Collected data
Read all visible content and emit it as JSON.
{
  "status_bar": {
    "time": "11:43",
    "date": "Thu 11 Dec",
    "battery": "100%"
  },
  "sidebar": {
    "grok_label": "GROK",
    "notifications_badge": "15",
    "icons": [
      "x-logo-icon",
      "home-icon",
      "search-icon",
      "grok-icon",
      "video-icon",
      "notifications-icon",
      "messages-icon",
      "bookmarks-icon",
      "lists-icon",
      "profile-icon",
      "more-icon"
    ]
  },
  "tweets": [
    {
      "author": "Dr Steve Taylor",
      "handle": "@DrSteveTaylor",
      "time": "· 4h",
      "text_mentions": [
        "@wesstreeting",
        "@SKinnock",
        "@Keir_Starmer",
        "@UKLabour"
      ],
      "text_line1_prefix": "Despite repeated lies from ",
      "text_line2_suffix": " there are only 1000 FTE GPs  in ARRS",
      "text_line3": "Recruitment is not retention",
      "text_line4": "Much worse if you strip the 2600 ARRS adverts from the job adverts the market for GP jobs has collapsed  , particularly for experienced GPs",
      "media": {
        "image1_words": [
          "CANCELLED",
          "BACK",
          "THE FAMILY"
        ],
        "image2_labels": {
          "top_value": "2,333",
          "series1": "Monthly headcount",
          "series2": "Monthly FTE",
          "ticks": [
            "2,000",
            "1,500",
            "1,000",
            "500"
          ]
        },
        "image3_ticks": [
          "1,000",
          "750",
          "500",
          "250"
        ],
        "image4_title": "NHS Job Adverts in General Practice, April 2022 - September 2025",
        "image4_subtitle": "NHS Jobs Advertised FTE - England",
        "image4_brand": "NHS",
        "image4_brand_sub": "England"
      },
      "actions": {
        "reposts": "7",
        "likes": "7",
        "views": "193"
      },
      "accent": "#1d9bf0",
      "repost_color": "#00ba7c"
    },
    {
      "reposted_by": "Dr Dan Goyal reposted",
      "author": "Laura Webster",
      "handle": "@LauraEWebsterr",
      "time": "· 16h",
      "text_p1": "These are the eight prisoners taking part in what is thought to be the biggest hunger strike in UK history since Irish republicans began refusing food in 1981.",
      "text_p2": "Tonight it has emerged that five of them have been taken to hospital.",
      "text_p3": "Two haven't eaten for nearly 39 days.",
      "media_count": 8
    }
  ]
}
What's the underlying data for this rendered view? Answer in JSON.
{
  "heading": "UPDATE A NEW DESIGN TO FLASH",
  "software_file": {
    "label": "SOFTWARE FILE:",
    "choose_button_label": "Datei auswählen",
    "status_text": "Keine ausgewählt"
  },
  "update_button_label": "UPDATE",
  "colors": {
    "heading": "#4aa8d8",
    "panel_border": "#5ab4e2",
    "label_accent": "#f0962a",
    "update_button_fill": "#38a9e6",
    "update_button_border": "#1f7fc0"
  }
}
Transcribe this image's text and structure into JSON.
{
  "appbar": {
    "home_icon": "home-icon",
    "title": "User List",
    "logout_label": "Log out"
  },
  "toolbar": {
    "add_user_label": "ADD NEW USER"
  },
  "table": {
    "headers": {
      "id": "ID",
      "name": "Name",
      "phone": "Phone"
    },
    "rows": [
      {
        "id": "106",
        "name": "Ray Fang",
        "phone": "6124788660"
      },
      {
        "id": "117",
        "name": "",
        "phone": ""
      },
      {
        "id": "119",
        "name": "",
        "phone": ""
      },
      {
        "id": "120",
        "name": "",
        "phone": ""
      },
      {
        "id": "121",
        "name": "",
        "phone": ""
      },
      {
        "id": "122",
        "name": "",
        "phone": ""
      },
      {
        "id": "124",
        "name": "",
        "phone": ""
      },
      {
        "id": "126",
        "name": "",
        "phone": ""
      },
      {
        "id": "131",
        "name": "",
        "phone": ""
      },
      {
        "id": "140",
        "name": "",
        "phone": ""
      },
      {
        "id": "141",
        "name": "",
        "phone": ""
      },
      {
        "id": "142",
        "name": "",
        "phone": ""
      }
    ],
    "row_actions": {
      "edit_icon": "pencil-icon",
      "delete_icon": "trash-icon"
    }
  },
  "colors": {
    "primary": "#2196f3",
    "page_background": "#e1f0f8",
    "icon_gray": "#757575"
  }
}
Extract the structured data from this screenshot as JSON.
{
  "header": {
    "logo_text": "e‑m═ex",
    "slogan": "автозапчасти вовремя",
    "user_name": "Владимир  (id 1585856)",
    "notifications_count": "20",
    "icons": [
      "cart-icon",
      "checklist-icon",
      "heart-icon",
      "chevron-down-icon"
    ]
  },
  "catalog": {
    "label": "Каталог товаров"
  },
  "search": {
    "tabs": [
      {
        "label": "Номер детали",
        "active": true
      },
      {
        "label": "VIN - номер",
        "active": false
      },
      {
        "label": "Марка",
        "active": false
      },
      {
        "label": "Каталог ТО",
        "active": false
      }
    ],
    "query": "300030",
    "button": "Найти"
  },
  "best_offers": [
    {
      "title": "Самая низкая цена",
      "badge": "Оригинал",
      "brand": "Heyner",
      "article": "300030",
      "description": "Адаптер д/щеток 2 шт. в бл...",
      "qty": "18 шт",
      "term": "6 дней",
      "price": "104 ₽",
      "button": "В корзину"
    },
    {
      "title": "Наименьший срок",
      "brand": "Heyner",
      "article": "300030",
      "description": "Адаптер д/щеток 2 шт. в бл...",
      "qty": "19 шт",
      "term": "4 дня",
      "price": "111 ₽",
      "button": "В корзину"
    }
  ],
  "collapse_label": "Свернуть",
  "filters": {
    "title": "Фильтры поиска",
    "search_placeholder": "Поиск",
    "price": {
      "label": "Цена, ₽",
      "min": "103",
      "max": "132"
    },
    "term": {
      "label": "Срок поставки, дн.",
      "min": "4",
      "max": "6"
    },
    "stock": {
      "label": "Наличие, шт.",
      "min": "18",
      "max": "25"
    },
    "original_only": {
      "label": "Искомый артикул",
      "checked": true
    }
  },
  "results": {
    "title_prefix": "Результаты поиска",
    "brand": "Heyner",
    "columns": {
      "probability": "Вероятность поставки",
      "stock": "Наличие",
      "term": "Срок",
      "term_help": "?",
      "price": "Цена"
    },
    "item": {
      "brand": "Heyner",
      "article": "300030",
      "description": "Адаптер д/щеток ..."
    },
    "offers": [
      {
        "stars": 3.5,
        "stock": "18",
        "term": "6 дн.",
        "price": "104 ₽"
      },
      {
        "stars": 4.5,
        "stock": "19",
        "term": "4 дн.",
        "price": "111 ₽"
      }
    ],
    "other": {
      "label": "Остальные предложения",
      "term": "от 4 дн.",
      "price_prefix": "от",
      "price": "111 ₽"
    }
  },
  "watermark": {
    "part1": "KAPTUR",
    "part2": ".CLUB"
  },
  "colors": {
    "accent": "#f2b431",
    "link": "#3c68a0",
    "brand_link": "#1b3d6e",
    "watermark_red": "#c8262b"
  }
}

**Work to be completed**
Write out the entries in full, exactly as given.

**Final answer**
Read all visible content and emit it as JSON.
{
  "status_bar": {
    "time": "11:43",
    "date": "Thu 11 Dec",
    "battery": "100%"
  },
  "sidebar": {
    "grok_label": "GROK",
    "notifications_badge": "15",
    "icons": [
      "x-logo-icon",
      "home-icon",
      "search-icon",
      "grok-icon",
      "video-icon",
      "notifications-icon",
      "messages-icon",
      "bookmarks-icon",
      "lists-icon",
      "profile-icon",
      "more-icon"
    ]
  },
  "tweets": [
    {
      "author": "Dr Steve Taylor",
      "handle": "@DrSteveTaylor",
      "time": "· 4h",
      "text_mentions": [
        "@wesstreeting",
        "@SKinnock",
        "@Keir_Starmer",
        "@UKLabour"
      ],
      "text_line1_prefix": "Despite repeated lies from ",
      "text_line2_suffix": " there are only 1000 FTE GPs  in ARRS",
      "text_line3": "Recruitment is not retention",
      "text_line4": "Much worse if you strip the 2600 ARRS adverts from the job adverts the market for GP jobs has collapsed  , particularly for experienced GPs",
      "media": {
        "image1_words": [
          "CANCELLED",
          "BACK",
          "THE FAMILY"
        ],
        "image2_labels": {
          "top_value": "2,333",
          "series1": "Monthly headcount",
          "series2": "Monthly FTE",
          "ticks": [
            "2,000",
            "1,500",
            "1,000",
            "500"
          ]
        },
        "image3_ticks": [
          "1,000",
          "750",
          "500",
          "250"
        ],
        "image4_title": "NHS Job Adverts in General Practice, April 2022 - September 2025",
        "image4_subtitle": "NHS Jobs Advertised FTE - England",
        "image4_brand": "NHS",
        "image4_brand_sub": "England"
      },
      "actions": {
        "reposts": "7",
        "likes": "7",
        "views": "193"
      },
      "accent": "#1d9bf0",
      "repost_color": "#00ba7c"
    },
    {
      "reposted_by": "Dr Dan Goyal reposted",
      "author": "Laura Webster",
      "handle": "@LauraEWebsterr",
      "time": "· 16h",
      "text_p1": "These are the eight prisoners taking part in what is thought to be the biggest hunger strike in UK history since Irish republicans began refusing food in 1981.",
      "text_p2": "Tonight it has emerged that five of them have been taken to hospital.",
      "text_p3": "Two haven't eaten for nearly 39 days.",
      "media_count": 8
    }
  ]
}
What's the underlying data for this rendered view? Answer in JSON.
{
  "heading": "UPDATE A NEW DESIGN TO FLASH",
  "software_file": {
    "label": "SOFTWARE FILE:",
    "choose_button_label": "Datei auswählen",
    "status_text": "Keine ausgewählt"
  },
  "update_button_label": "UPDATE",
  "colors": {
    "heading": "#4aa8d8",
    "panel_border": "#5ab4e2",
    "label_accent": "#f0962a",
    "update_button_fill": "#38a9e6",
    "update_button_border": "#1f7fc0"
  }
}
Transcribe this image's text and structure into JSON.
{
  "appbar": {
    "home_icon": "home-icon",
    "title": "User List",
    "logout_label": "Log out"
  },
  "toolbar": {
    "add_user_label": "ADD NEW USER"
  },
  "table": {
    "headers": {
      "id": "ID",
      "name": "Name",
      "phone": "Phone"
    },
    "rows": [
      {
        "id": "106",
        "name": "Ray Fang",
        "phone": "6124788660"
      },
      {
        "id": "117",
        "name": "",
        "phone": ""
      },
      {
        "id": "119",
        "name": "",
        "phone": ""
      },
      {
        "id": "120",
        "name": "",
        "phone": ""
      },
      {
        "id": "121",
        "name": "",
        "phone": ""
      },
      {
        "id": "122",
        "name": "",
        "phone": ""
      },
      {
        "id": "124",
        "name": "",
        "phone": ""
      },
      {
        "id": "126",
        "name": "",
        "phone": ""
      },
      {
        "id": "131",
        "name": "",
        "phone": ""
      },
      {
        "id": "140",
        "name": "",
        "phone": ""
      },
      {
        "id": "141",
        "name": "",
        "phone": ""
      },
      {
        "id": "142",
        "name": "",
        "phone": ""
      }
    ],
    "row_actions": {
      "edit_icon": "pencil-icon",
      "delete_icon": "trash-icon"
    }
  },
  "colors": {
    "primary": "#2196f3",
    "page_background": "#e1f0f8",
    "icon_gray": "#757575"
  }
}
Extract the structured data from this screenshot as JSON.
{
  "header": {
    "logo_text": "e‑m═ex",
    "slogan": "автозапчасти вовремя",
    "user_name": "Владимир  (id 1585856)",
    "notifications_count": "20",
    "icons": [
      "cart-icon",
      "checklist-icon",
      "heart-icon",
      "chevron-down-icon"
    ]
  },
  "catalog": {
    "label": "Каталог товаров"
  },
  "search": {
    "tabs": [
      {
        "label": "Номер детали",
        "active": true
      },
      {
        "label": "VIN - номер",
        "active": false
      },
      {
        "label": "Марка",
        "active": false
      },
      {
        "label": "Каталог ТО",
        "active": false
      }
    ],
    "query": "300030",
    "button": "Найти"
  },
  "best_offers": [
    {
      "title": "Самая низкая цена",
      "badge": "Оригинал",
      "brand": "Heyner",
      "article": "300030",
      "description": "Адаптер д/щеток 2 шт. в бл...",
      "qty": "18 шт",
      "term": "6 дней",
      "price": "104 ₽",
      "button": "В корзину"
    },
    {
      "title": "Наименьший срок",
      "brand": "Heyner",
      "article": "300030",
      "description": "Адаптер д/щеток 2 шт. в бл...",
      "qty": "19 шт",
      "term": "4 дня",
      "price": "111 ₽",
      "button": "В корзину"
    }
  ],
  "collapse_label": "Свернуть",
  "filters": {
    "title": "Фильтры поиска",
    "search_placeholder": "Поиск",
    "price": {
      "label": "Цена, ₽",
      "min": "103",
      "max": "132"
    },
    "term": {
      "label": "Срок поставки, дн.",
      "min": "4",
      "max": "6"
    },
    "stock": {
      "label": "Наличие, шт.",
      "min": "18",
      "max": "25"
    },
    "original_only": {
      "label": "Искомый артикул",
      "checked": true
    }
  },
  "results": {
    "title_prefix": "Результаты поиска",
    "brand": "Heyner",
    "columns": {
      "probability": "Вероятность поставки",
      "stock": "Наличие",
      "term": "Срок",
      "term_help": "?",
      "price": "Цена"
    },
    "item": {
      "brand": "Heyner",
      "article": "300030",
      "description": "Адаптер д/щеток ..."
    },
    "offers": [
      {
        "stars": 3.5,
        "stock": "18",
        "term": "6 дн.",
        "price": "104 ₽"
      },
      {
        "stars": 4.5,
        "stock": "19",
        "term": "4 дн.",
        "price": "111 ₽"
      }
    ],
    "other": {
      "label": "Остальные предложения",
      "term": "от 4 дн.",
      "price_prefix": "от",
      "price": "111 ₽"
    }
  },
  "watermark": {
    "part1": "KAPTUR",
    "part2": ".CLUB"
  },
  "colors": {
    "accent": "#f2b431",
    "link": "#3c68a0",
    "brand_link": "#1b3d6e",
    "watermark_red": "#c8262b"
  }
}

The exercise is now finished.